WHAT IS BEING ASKED: From the entries below, work out the number of lines that hold the word "работ", and give that number alone.

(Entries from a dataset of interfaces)
Start of Block
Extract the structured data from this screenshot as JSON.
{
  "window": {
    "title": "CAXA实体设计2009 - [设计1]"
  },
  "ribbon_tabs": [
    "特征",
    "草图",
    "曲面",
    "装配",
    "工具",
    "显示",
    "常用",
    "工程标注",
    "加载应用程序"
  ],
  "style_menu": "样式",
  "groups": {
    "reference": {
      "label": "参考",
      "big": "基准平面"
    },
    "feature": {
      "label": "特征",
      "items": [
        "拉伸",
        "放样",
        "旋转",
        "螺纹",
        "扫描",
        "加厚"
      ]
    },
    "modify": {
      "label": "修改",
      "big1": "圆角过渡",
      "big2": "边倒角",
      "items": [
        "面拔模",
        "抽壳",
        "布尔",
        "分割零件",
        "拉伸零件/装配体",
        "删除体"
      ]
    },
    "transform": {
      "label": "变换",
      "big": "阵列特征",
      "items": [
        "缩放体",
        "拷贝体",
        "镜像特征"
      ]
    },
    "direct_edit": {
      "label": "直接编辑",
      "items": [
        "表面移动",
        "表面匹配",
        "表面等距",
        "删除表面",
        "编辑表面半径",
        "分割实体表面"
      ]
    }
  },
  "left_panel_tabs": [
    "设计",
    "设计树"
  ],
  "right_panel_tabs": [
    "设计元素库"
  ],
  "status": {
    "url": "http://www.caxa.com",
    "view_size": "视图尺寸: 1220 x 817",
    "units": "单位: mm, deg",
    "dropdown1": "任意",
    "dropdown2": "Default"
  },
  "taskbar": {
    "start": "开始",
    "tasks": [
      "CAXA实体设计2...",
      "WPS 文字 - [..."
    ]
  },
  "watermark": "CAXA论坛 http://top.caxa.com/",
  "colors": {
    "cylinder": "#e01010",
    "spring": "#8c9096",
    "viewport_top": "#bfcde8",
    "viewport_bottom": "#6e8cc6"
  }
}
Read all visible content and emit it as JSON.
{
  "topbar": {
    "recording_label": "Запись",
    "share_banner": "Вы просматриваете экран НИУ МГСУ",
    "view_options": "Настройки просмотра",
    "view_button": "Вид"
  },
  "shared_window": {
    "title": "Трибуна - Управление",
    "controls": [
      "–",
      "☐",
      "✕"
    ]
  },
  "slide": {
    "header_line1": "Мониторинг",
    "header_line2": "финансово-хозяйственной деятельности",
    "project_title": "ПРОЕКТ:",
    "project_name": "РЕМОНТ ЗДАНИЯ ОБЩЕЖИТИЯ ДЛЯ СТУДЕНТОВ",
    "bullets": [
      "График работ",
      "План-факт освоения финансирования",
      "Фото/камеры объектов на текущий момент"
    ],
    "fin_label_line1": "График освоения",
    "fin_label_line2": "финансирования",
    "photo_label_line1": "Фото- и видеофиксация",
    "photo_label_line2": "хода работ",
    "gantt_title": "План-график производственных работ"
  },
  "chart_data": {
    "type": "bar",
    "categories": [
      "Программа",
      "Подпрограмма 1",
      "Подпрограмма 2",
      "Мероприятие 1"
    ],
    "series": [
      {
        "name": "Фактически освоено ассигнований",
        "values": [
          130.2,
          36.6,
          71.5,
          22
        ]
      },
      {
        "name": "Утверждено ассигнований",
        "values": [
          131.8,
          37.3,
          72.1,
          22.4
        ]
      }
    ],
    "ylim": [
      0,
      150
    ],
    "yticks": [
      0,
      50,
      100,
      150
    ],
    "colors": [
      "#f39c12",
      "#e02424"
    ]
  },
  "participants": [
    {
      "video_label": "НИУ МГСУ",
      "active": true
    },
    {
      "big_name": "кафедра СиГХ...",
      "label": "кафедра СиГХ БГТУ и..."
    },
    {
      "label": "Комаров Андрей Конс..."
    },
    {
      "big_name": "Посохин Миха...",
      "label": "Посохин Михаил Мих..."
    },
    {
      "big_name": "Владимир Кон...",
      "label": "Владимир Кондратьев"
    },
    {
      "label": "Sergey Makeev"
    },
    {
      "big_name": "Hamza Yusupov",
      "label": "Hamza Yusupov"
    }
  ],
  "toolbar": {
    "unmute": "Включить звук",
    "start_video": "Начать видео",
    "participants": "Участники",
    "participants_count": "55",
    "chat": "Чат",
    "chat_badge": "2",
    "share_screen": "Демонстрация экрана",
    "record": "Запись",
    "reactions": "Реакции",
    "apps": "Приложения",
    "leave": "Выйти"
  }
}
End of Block
SOLVED EXERCISE: 3